1. The program begins in the Math Lab with Professor Raab receiving a gift that is part of a whole collection.
2. Students generate a number line to keep track of Professor Raab's Collection.
3. Part 1 of the Fraction Hero video is presented. The pizza eating contest with Pizza Pirate leaves us with a question to answer: How can Fraction Hero's 5 slices be greater than Pizza Pirate's 6 slices?
4. Students use hands on tiles to model possible configurations for how the large pizzas were sliced.
5. Students create number lines to envision the slices consumed as part of the whole pie.
6. The two number lines are compared, and instances of Equivalent Fractions are identified on the number lines.
7. The fractions consumed are compared to one-half.
8. Students use multiple number lines to prove Fraction Hero has won the contest.
9. The second part of the Fraction Hero video is shown, resolving, reinforcing, and wrapping up the learning.
10. An informal assessment "Fraction Wars" game show is played comparing fractions using tiles and number lines.
Objectives
Among the learning objectives are:
Recognize and Show That Equivalent Fractions Refer to the Same Point on the Number Line (Lesson 21)
Generate Simple Equivalent Fractions by Using Visual Fraction Models (E.g., Fraction Strips) and the Number Line (Lesson 22)
Explain Equivalence by Manipulating Units and Reasoning About Their Size (Lesson 27)
Compare Fractions with the Same Numerator Pictorially (Lesson 28)
Compare Fractions with the Same Numerator Using <, >, or = and use a Model to Reason About Their Size (Lesson 29)
Standards Alignment
National Standards
National Common Core Standards
3.NF.3: Explain equivalence of fractions in special cases, and compare fractions by reasoning about their size.
CCSS.Math.Content.3.NF.A.3.a
Understand two fractions as equivalent (equal) if they are the same size, or the same point on a number line.
CCSS.Math.Content.3.NF.A.3.b
Recognize and generate simple equivalent fractions, e.g., 1/2 = 2/4, 4/6 = 2/3. Explain why the fractions are equivalent, e.g., by using a visual fraction model.
CCSS.Math.Content.3.NF.A.3.c
Express whole numbers as fractions, and recognize fractions that are equivalent to whole numbers.
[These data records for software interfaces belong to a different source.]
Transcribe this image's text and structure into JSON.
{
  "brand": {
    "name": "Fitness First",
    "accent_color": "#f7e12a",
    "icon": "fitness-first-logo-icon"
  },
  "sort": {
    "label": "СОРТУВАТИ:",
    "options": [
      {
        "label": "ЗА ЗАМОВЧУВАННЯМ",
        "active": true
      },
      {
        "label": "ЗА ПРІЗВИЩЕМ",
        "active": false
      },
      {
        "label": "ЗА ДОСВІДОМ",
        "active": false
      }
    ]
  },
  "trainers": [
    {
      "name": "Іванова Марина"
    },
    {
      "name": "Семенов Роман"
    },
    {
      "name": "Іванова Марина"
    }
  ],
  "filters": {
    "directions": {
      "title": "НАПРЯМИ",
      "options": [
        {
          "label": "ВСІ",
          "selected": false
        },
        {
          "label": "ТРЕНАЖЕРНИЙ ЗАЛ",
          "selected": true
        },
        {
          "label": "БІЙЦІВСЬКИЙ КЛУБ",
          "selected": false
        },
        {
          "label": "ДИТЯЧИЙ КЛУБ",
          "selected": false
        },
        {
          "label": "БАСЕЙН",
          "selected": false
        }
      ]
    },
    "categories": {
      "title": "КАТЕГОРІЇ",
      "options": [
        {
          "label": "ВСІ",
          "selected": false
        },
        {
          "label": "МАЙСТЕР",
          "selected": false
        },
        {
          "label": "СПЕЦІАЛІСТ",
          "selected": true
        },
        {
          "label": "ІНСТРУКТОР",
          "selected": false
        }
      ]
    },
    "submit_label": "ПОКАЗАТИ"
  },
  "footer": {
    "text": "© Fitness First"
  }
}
Examples: Express 3 in the form 3 = 3/1; recognize that 6/1 = 6; locate 4/4 and 1 at the same point of a number line diagram.
CCSS.Math.Content.3.NF.A.3.d
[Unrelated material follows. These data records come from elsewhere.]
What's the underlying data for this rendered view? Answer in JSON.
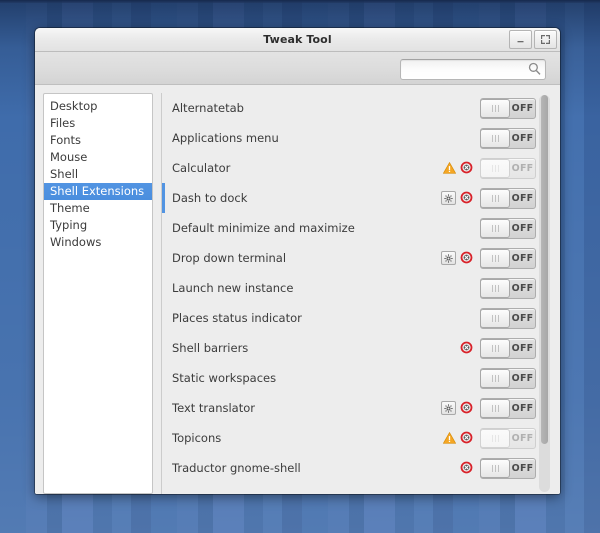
{
  "window": {
    "title": "Tweak Tool",
    "buttons": [
      {
        "name": "minimize-button",
        "glyph": "minimize"
      },
      {
        "name": "maximize-button",
        "glyph": "maximize"
      }
    ]
  },
  "search": {
    "value": "",
    "placeholder": "",
    "icon": "search-icon"
  },
  "sidebar": {
    "items": [
      {
        "label": "Desktop",
        "selected": false
      },
      {
        "label": "Files",
        "selected": false
      },
      {
        "label": "Fonts",
        "selected": false
      },
      {
        "label": "Mouse",
        "selected": false
      },
      {
        "label": "Shell",
        "selected": false
      },
      {
        "label": "Shell Extensions",
        "selected": true
      },
      {
        "label": "Theme",
        "selected": false
      },
      {
        "label": "Typing",
        "selected": false
      },
      {
        "label": "Windows",
        "selected": false
      }
    ]
  },
  "extensions": {
    "rows": [
      {
        "label": "Alternatetab",
        "state": "OFF",
        "enabled": true,
        "icons": []
      },
      {
        "label": "Applications menu",
        "state": "OFF",
        "enabled": true,
        "icons": []
      },
      {
        "label": "Calculator",
        "state": "OFF",
        "enabled": false,
        "icons": [
          "warning-icon",
          "remove-icon"
        ]
      },
      {
        "label": "Dash to dock",
        "state": "OFF",
        "enabled": true,
        "icons": [
          "prefs-icon",
          "remove-icon"
        ],
        "selected": true
      },
      {
        "label": "Default minimize and maximize",
        "state": "OFF",
        "enabled": true,
        "icons": []
      },
      {
        "label": "Drop down terminal",
        "state": "OFF",
        "enabled": true,
        "icons": [
          "prefs-icon",
          "remove-icon"
        ]
      },
      {
        "label": "Launch new instance",
        "state": "OFF",
        "enabled": true,
        "icons": []
      },
      {
        "label": "Places status indicator",
        "state": "OFF",
        "enabled": true,
        "icons": []
      },
      {
        "label": "Shell barriers",
        "state": "OFF",
        "enabled": true,
        "icons": [
          "remove-icon"
        ]
      },
      {
        "label": "Static workspaces",
        "state": "OFF",
        "enabled": true,
        "icons": []
      },
      {
        "label": "Text translator",
        "state": "OFF",
        "enabled": true,
        "icons": [
          "prefs-icon",
          "remove-icon"
        ]
      },
      {
        "label": "Topicons",
        "state": "OFF",
        "enabled": false,
        "icons": [
          "warning-icon",
          "remove-icon"
        ]
      },
      {
        "label": "Traductor gnome-shell",
        "state": "OFF",
        "enabled": true,
        "icons": [
          "remove-icon"
        ]
      }
    ]
  },
  "scrollbar": {
    "thumb_fraction": 0.88
  },
  "colors": {
    "selection": "#5294e2",
    "warning": "#f5a623",
    "error": "#d8222a",
    "window_bg": "#ededed",
    "desktop_blue": "#3f6cab"
  }
}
Compare two fractions with the same numerator or the same denominator by reasoning about their size. Recognize that comparisons are valid only when the two fractions refer to the same whole. Record the results of comparisons with the symbols >, =, or <, and justify the conclusions, e.g., by using a visual fraction model.
State Standards
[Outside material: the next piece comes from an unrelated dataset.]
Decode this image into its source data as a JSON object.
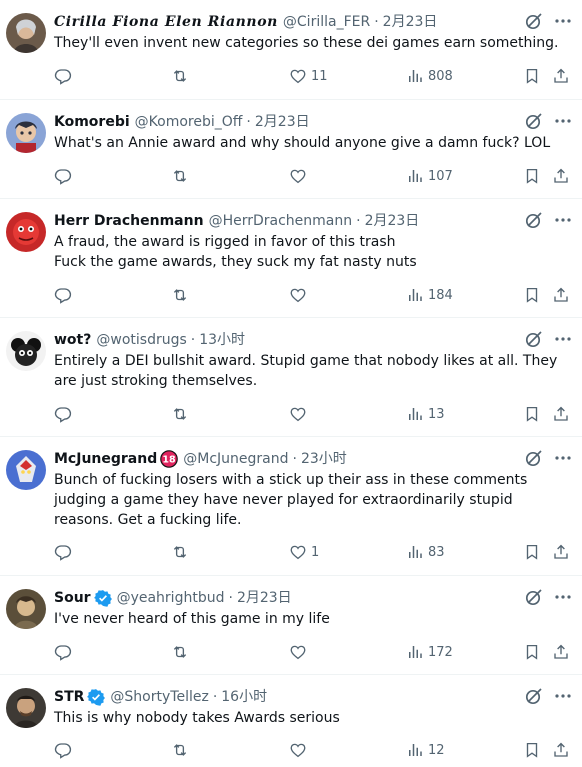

New York State Learning Standards
From EngageNY
This program works with Topics E and F of Module 5.
Standards: 3.NF.3a, 3.NF.3b, 3.NF.3c, 3.NF.3d
Among the learning objectives are:
Recognize and Show That Equivalent Fractions Refer to the Same Point on the Number Line (Lesson 21)
Generate Simple Equivalent Fractions by Using Visual Fraction Models (E.g., Fraction Strips) and the Number Line (Lesson 22)
Explain Equivalence by Manipulating Units and Reasoning About Their Size (Lesson 27)
Compare Fractions with the Same Numerator Pictorially (Lesson 28)
Compare Fractions with the Same Numerator Using <, >, or = and use a Model to Reason About Their Size (Lesson 29)